Feeds

Girls prefer pink: official

While boys get the blues

Secure remote control for conventional and virtual desktops

Two Newcastle Uni researchers appear to have confirmed what the manufacturers of "My Little Pony" have known all along: that girls have a natural preference for pink while boys demonstrate a penchant for blue.

Anya C Hurlbert and Yazhu Ling of the seat of learning's Institute of Neuroscience and School of Biology and Psychology asked 208 young males and females to select as quickly as possible their colour of choice from coloured rectangles.

According to the Telegraph, "the universal favourite colour appeared to be blue", but when given a spectral choice ranging from "red through blue and green to yellow", women came down in favour of red.

Or rather, pink, as Hurlbert explained: "This shifts their colour preference slightly away from blue towards red, which tends to make pinks and lilacs the most preferred colours."

The bottom line of this ground-breaking probe is that girlie pink is a biological phenomenon, rather than cultural. Hurlbert said: "Everyone in today's western culture, from parents to toy manufacturers, seems to assume that little girls like pink.

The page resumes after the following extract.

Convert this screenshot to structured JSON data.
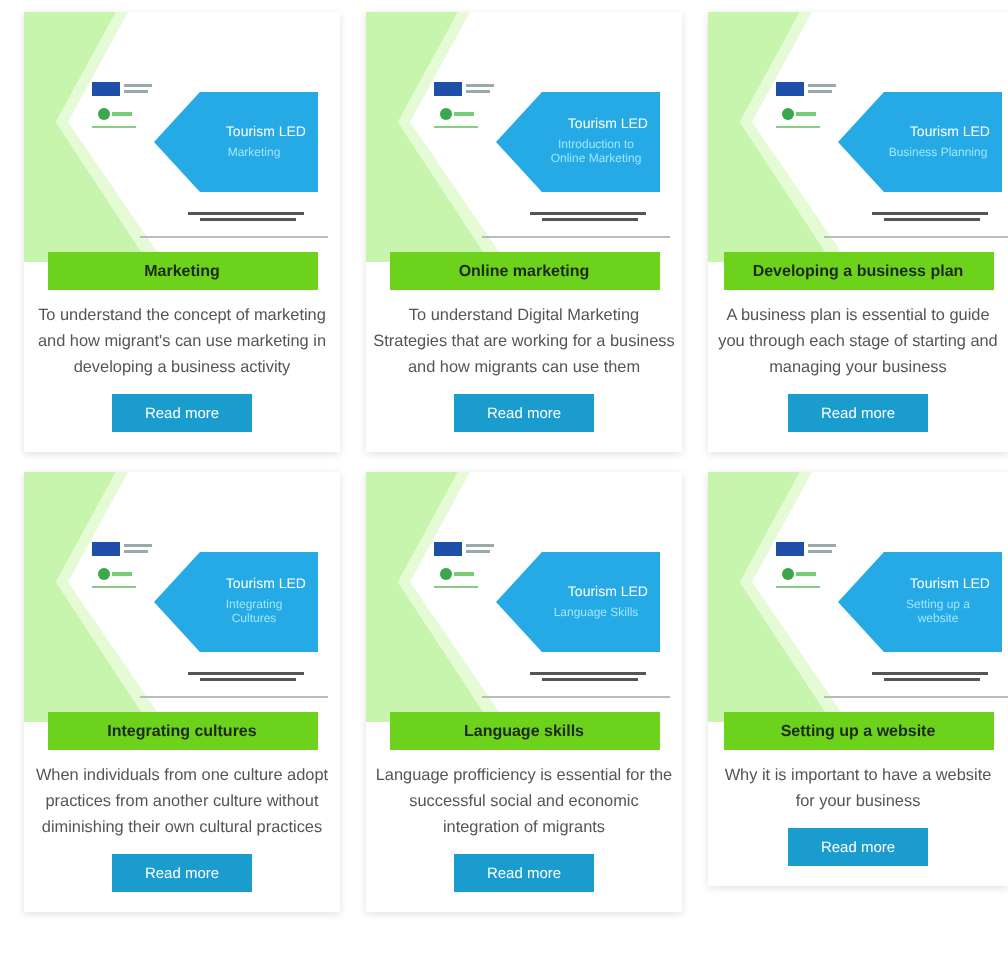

Culture may exploit and compound this natural female preference."

To back up her assertions, Hurlbert confessed to liking a bit of pink herself, admitting: "I am wearing a pink top today and once splurged on an incredible pink briefcase."

Hurlbert is, however, not entirely certain why she's biologically driven to sport pink clothing, but speculates the reason "could have its origins in the hunt for food on the African savannah millennia ago".

She offered the possibility that "evolution may have driven females to prefer reddish colours - reddish, ripe fruits, healthy, reddish faces". As for blokes' attraction to blue, Hurlbert said: "Here again, I would favour evolutionary arguments. Going back to our 'savannah' days, we would have a natural preference for a clear blue sky, because it signalled good weather. Clear blue also signals a good water source."

Biological components of sex differences in colour preference is published in the latest issue of Current Biology. ®

Next gen security for virtualised datacentres

More from The Register

next story
Vulture 2 takes a battering in 100km/h test run
Still in one piece, but we're going to need MORE POWER
TRIANGULAR orbits will help Rosetta to get up close with Comet 67P
Probe will be just 10km from Space Duck in October
Boffins ID freakish spine-smothered prehistoric critter: The CLAW gave it away
Bizarre-looking creature actually related to velvet worms
CRR-CRRRK, beep, beep: Mars space truck backs out of slippery sand trap
Curiosity finds new drilling target after course correction
What does a flashmob of 1,024 robots look like? Just like this
Sorry, Harvard, did you say kilobots or KILLER BOTS?
NASA's rock'n'roll shock: ROLLING STONE FOUND ON MARS
No sign of Ziggy Stardust and his band
Why your mum was WRONG about whiffy tattooed people
They're a future source of RENEWABLE ENERGY
Vulture 2 spaceplane autopilot brain surgery a total success
LOHAN slips into some sexy bespoke mission parameters
LOHAN acquires aircraft arboreal avoidance algorithm acronyms
Is that an ARMADILLO in your PANTS or are you just pleased to see me?
prev story

Whitepapers

5 things you didn’t know about cloud backup
IT departments are embracing cloud backup, but there’s a lot you need to know before choosing a service provider. Learn all the critical things you need to know.
Implementing global e-invoicing with guaranteed legal certainty
Explaining the role local tax compliance plays in successful supply chain management and e-business and how leading global brands are addressing this.
Build a business case: developing custom apps
Learn how to maximize the value of custom applications by accelerating and simplifying their development.
Rethinking backup and recovery in the modern data center
Combining intelligence, operational analytics, and automation to enable efficient, data-driven IT organizations using the HP ABR approach.
Next gen security for virtualised datacentres
Legacy security solutions are inefficient due to the architectural differences between physical and virtual environments.